- Task objective -
Search the material for the string "Choose", then return every line where it is found.

- Information provided -
◆ ◆ ◆

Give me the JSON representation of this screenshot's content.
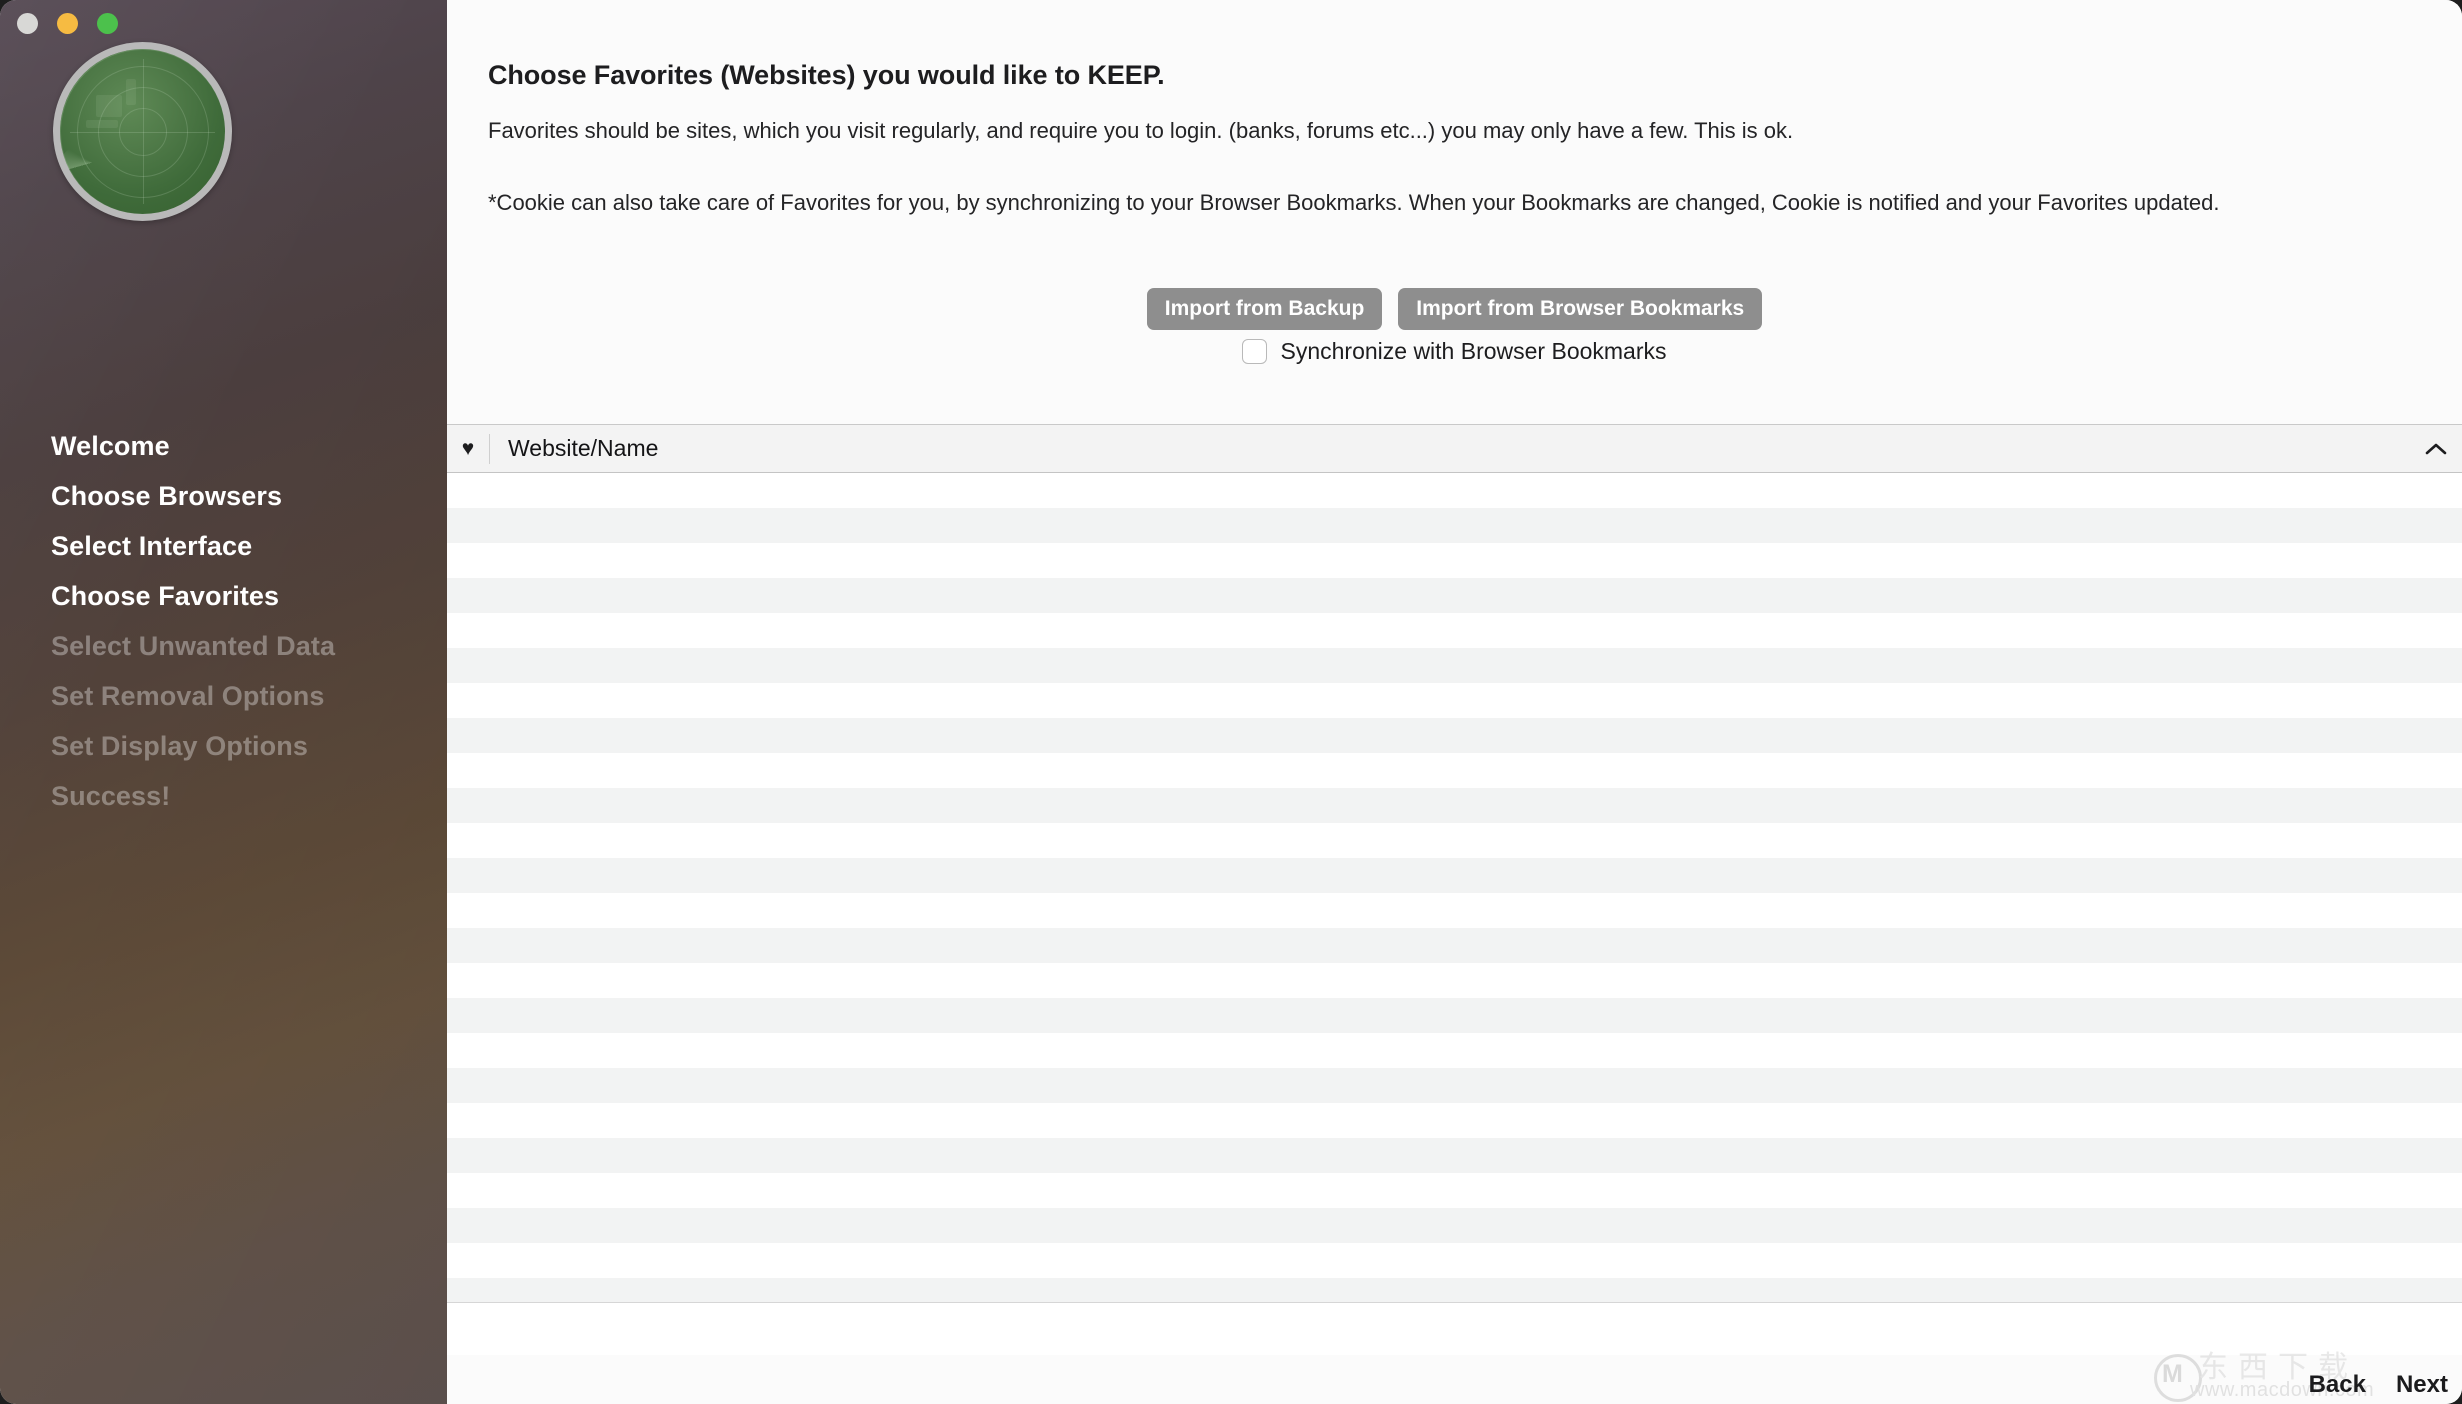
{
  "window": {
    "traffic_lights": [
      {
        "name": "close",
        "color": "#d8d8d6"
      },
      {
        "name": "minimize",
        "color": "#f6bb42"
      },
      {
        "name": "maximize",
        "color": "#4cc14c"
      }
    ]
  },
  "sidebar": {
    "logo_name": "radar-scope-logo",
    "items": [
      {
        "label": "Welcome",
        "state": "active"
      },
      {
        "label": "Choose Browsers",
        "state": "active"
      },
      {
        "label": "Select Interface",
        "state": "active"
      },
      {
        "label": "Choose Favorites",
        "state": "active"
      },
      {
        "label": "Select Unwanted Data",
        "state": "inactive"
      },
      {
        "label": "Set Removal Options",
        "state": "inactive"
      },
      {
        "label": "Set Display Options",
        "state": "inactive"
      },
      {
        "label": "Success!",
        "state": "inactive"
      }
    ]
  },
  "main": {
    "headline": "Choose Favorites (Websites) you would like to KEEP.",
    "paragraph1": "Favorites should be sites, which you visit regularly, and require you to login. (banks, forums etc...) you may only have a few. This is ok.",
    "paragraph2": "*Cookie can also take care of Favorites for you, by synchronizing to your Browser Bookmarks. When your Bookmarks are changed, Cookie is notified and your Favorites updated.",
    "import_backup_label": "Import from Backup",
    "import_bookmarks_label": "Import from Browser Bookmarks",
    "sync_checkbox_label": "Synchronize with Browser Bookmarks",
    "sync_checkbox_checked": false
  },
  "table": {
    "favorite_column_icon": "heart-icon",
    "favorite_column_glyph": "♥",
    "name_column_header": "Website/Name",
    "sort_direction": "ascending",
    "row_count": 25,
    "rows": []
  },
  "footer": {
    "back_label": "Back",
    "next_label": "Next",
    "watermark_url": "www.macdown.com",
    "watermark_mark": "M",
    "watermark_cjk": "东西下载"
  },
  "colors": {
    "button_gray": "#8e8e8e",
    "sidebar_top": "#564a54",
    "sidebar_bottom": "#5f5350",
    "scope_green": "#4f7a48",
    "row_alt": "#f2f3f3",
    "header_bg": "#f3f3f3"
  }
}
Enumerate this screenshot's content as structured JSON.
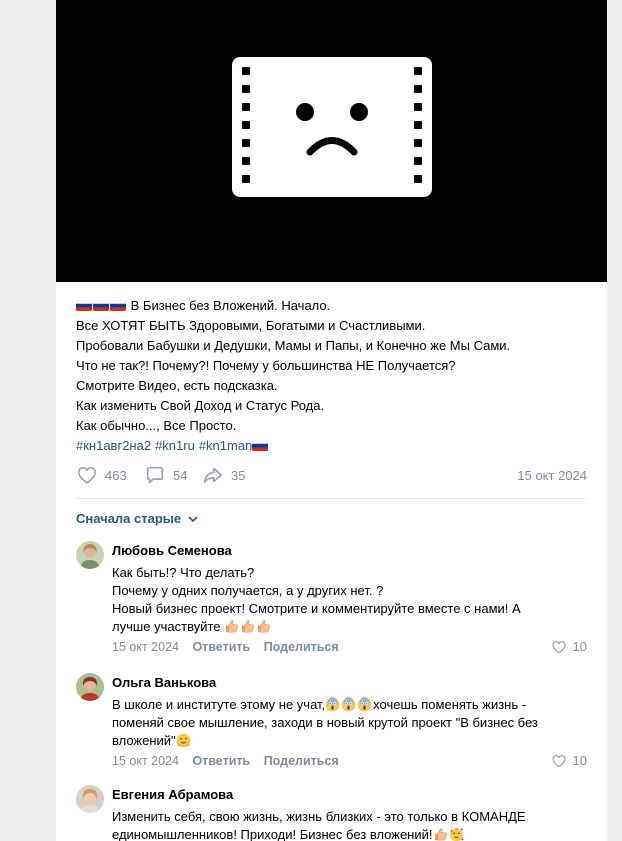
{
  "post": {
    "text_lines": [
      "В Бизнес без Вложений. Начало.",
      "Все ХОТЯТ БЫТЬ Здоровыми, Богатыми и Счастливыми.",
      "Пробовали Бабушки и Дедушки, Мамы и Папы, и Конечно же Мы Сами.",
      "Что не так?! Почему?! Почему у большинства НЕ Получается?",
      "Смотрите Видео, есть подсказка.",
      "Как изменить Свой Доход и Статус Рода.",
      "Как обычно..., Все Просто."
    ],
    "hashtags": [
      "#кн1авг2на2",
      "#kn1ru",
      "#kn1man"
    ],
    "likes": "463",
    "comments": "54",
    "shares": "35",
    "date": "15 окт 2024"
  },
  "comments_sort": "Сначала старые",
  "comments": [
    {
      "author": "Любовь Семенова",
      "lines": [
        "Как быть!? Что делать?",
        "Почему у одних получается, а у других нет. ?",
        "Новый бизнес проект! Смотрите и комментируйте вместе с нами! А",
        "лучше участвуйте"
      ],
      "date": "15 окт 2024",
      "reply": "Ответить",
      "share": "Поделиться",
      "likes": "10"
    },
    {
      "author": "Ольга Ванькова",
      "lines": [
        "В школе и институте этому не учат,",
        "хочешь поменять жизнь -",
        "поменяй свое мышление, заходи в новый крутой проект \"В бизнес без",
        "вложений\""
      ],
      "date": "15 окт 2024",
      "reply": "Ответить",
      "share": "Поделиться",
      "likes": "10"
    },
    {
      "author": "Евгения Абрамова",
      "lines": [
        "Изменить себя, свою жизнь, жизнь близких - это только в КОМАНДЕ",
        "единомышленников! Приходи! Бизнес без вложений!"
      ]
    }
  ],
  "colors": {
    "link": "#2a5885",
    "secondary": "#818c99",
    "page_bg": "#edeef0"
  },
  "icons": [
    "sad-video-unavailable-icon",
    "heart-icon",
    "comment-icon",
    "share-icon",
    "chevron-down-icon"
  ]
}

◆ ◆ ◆

- Written answer -
        "label": "Choose Browsers",
        "label": "Choose Favorites",
    "headline": "Choose Favorites (Websites) you would like to KEEP.",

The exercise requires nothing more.